**Task directions:**
Go line by line through the entries and show those that hold the string "this".

**Record excerpts:**
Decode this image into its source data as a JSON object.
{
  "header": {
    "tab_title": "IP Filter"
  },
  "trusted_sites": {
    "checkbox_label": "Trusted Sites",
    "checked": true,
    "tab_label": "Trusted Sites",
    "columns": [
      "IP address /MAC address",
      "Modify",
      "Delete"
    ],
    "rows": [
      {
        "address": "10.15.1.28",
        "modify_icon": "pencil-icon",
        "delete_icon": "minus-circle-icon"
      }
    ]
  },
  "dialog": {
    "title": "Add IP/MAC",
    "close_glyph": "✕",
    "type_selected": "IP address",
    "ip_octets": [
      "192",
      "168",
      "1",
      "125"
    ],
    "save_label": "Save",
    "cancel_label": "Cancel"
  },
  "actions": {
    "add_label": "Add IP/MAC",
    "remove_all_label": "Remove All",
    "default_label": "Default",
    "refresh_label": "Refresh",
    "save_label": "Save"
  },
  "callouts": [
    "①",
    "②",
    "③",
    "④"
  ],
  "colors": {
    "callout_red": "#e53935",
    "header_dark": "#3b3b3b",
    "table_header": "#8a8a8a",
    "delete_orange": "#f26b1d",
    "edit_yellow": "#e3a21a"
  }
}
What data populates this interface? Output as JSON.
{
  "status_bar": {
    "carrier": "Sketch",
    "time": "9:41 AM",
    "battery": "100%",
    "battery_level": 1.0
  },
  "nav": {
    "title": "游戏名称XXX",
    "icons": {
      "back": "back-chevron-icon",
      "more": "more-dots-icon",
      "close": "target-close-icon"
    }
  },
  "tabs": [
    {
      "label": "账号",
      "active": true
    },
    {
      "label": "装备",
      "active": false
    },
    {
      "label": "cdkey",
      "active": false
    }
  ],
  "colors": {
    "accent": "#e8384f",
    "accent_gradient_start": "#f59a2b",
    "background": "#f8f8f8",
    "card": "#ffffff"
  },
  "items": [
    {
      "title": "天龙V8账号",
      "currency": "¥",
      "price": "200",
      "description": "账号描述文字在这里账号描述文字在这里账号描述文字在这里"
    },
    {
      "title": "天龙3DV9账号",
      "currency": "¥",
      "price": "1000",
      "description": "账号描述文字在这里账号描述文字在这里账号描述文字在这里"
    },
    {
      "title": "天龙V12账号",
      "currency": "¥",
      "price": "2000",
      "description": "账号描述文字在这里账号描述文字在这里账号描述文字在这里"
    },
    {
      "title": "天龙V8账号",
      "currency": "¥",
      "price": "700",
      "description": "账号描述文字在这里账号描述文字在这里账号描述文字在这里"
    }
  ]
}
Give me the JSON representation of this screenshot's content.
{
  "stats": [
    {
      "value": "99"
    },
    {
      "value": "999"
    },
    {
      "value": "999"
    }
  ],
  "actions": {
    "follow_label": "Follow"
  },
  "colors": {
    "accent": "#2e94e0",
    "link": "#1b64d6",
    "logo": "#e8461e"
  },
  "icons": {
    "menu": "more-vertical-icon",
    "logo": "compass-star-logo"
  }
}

**Result:**
Decode this image into its source data as a JSON object.
What data populates this interface? Output as JSON.
Give me the JSON representation of this screenshot's content.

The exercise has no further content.